• **WHAT THE EXERCISE ASKS**
Tally the lines below that hold the string "Rating", and report the tally by itself.

BEGIN SOURCE DATA

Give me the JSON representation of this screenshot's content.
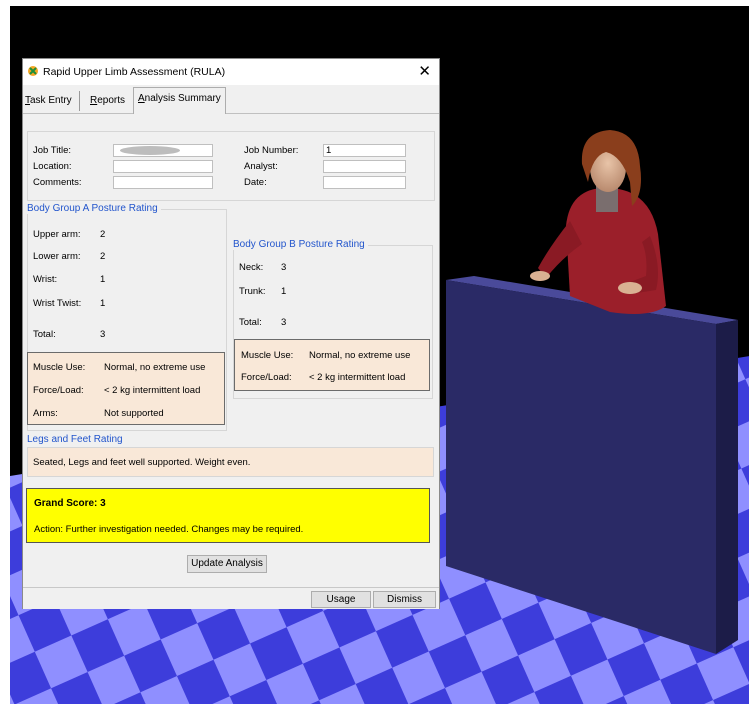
{
  "window": {
    "title": "Rapid Upper Limb Assessment (RULA)",
    "close_glyph": "✕"
  },
  "tabs": [
    {
      "first": "T",
      "rest": "ask Entry"
    },
    {
      "first": "R",
      "rest": "eports"
    },
    {
      "first": "A",
      "rest": "nalysis Summary"
    }
  ],
  "job_info": {
    "job_title_label": "Job Title:",
    "job_title_value": "",
    "location_label": "Location:",
    "location_value": "",
    "comments_label": "Comments:",
    "comments_value": "",
    "job_number_label": "Job Number:",
    "job_number_value": "1",
    "analyst_label": "Analyst:",
    "analyst_value": "",
    "date_label": "Date:",
    "date_value": ""
  },
  "group_a": {
    "title": "Body Group A Posture Rating",
    "rows": [
      {
        "label": "Upper arm:",
        "value": "2"
      },
      {
        "label": "Lower arm:",
        "value": "2"
      },
      {
        "label": "Wrist:",
        "value": "1"
      },
      {
        "label": "Wrist Twist:",
        "value": "1"
      }
    ],
    "total_label": "Total:",
    "total_value": "3",
    "muscle_label": "Muscle Use:",
    "muscle_value": "Normal, no extreme use",
    "force_label": "Force/Load:",
    "force_value": "< 2 kg intermittent load",
    "arms_label": "Arms:",
    "arms_value": "Not supported"
  },
  "group_b": {
    "title": "Body Group B Posture Rating",
    "rows": [
      {
        "label": "Neck:",
        "value": "3"
      },
      {
        "label": "Trunk:",
        "value": "1"
      }
    ],
    "total_label": "Total:",
    "total_value": "3",
    "muscle_label": "Muscle Use:",
    "muscle_value": "Normal, no extreme use",
    "force_label": "Force/Load:",
    "force_value": "< 2 kg intermittent load"
  },
  "legs": {
    "title": "Legs and Feet Rating",
    "text": "Seated, Legs and feet well supported.  Weight even."
  },
  "grand": {
    "score_text": "Grand Score: 3",
    "action_text": "Action:  Further investigation needed.  Changes may be required."
  },
  "buttons": {
    "update": "Update Analysis",
    "usage": "Usage",
    "dismiss": "Dismiss"
  },
  "colors": {
    "group_title": "#2255cc",
    "peach_panel": "#f9e8d8",
    "score_panel": "#ffff00",
    "floor_light": "#8f8fff",
    "floor_dark": "#3d3ddb",
    "counter": "#26265c",
    "shirt": "#9b1f2a"
  }
}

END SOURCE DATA

• **REPLY TO THE EXERCISE**
3